I didn’t actually try these, obviously, but my culinary critic was a huge fan. When I recommended that he hide them from me, I didn’t mean that he needed to eat the whole batch immediately, but well…you can guess what happened.
post on basic application smarts
really hit home for me this week. We’re in peak application season at work, and the vast majority of applicants put forth appropriate, well-thought-out files. The ones who don’t, though, really stick out. In addition to what Katrina recommends, here are some tips of my own:
- No one’s resume needs to be three pages long. Especially if you’re under 30 and were not a child prodigy. At some point, it just needs to become a CV. Which isn’t what we asked for.
- Make sure the person recommending you has good things to say. You’d think this would be obvious, but not so much sometimes.

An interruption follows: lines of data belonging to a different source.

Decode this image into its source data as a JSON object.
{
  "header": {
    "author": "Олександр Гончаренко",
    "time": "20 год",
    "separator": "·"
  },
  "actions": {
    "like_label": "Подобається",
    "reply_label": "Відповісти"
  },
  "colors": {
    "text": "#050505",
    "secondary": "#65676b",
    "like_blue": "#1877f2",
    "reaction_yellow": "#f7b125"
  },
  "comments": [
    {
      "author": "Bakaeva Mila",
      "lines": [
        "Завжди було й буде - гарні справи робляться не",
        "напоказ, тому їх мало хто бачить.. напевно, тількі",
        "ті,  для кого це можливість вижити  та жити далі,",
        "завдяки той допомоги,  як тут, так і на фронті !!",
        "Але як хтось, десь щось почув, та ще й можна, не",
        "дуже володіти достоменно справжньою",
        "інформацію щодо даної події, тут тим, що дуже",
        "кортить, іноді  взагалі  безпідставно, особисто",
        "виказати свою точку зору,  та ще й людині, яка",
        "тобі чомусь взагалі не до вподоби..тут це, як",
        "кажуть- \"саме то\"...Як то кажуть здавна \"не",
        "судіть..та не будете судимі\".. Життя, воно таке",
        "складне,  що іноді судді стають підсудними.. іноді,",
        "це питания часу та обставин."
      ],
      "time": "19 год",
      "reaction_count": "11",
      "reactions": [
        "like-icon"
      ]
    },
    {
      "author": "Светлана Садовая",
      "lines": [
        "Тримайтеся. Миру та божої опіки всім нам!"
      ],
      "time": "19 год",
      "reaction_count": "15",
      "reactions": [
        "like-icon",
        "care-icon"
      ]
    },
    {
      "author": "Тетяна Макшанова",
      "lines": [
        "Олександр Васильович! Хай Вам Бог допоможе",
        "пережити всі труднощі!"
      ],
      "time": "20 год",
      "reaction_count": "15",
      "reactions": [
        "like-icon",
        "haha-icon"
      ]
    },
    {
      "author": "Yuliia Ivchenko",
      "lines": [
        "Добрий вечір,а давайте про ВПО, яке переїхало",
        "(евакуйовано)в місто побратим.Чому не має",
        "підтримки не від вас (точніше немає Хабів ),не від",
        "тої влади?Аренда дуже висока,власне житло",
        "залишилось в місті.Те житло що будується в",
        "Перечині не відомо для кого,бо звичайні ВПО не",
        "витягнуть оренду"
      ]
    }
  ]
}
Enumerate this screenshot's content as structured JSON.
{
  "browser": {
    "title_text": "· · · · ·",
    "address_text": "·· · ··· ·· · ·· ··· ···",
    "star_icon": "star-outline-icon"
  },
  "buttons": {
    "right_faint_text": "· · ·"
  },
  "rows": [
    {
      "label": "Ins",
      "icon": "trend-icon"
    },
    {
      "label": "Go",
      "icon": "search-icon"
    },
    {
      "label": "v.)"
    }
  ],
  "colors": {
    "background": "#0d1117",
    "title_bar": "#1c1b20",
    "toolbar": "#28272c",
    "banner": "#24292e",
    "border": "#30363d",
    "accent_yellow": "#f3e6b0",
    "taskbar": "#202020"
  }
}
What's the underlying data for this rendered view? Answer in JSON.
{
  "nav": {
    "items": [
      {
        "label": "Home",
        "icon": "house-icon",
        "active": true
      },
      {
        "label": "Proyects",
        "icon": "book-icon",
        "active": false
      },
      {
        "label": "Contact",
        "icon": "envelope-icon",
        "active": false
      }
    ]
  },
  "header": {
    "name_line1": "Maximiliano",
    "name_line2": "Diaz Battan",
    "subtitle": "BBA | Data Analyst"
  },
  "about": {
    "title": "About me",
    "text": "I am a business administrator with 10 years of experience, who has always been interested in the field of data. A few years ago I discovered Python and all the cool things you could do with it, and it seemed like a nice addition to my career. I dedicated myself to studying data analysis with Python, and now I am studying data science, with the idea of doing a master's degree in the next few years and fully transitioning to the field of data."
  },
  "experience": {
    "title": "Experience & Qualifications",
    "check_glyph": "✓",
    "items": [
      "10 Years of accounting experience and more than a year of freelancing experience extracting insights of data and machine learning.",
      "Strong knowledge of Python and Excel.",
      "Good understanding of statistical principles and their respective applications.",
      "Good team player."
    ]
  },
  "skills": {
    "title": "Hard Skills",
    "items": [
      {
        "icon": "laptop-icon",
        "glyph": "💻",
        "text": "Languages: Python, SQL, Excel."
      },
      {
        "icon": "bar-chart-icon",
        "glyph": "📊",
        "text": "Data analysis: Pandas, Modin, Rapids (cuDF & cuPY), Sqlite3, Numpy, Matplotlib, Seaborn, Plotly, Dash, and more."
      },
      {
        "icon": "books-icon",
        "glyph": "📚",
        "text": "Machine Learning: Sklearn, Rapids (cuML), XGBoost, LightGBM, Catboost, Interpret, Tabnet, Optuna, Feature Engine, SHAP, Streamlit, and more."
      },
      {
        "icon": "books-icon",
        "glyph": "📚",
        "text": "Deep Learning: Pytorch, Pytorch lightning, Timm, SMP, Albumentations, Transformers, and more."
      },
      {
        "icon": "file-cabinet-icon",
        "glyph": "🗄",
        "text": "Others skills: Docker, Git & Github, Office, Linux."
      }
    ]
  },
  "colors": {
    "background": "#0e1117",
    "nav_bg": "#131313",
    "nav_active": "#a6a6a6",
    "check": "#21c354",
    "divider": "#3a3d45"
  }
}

- Make sure that you eliminate all references to the previous place you printed an application for. The admissions committee at Okie Dokie Community College doesn’t need to read an application that ends with, “…and that’s why I can’t wait to join the student body of East Western University.” Well, if that’s the way you feel, we hope you’ll be very happy there.
My latest sewing project is…getting there. I’m making this top in the fabric above. I was humming right along until I got to the part where the two tubes that make up the shoulder magically get attached with no raw edges showing. It’s a hard problem to google, too – phrasing it the way I just did is the most succinct way I can state it, and that doesn’t get many results. I actually laid awake in bed last night trying to puzzle through this, because I know it must be so easy, but spacial thinking is not my forte.
It’s only taken me three years of adulthood, but I’ve finally figured out my housecleaning happy place: the floors. I can’t explain where this came from, but I realized recently that nothing makes me quite so happy as my Friday night ritual of using the Swiffer (for the hair), sweeping (for the debris), and then mopping.
If I was going to get a tattoo…
It feels wrong somehow to enjoy it as much as I do, but with the recent addition of a vacuum cleaner to our repertoire, I’m one happy girl. Sure, the counters, tables, and bathroom are neglected, but at least something is getting done. Feel free to come over here and walk around barefoot…just don’t look up.
Finally, I’m sharing an article I read yesterday that I found noteworthy not just for the content, but also the author and source. From “Put the Sex Back in Sex Ed”:
The liberal response to conservatives’ demand for abstinence-only sex education has been to condemn the imposition of “fear and shame” on young people. But perhaps a bit more self-preserving fear and shame might be helpful in today’s hedonistic, media-saturated environment.
Do go and read the whole thing, then check out more quick takes at Conversion Diary!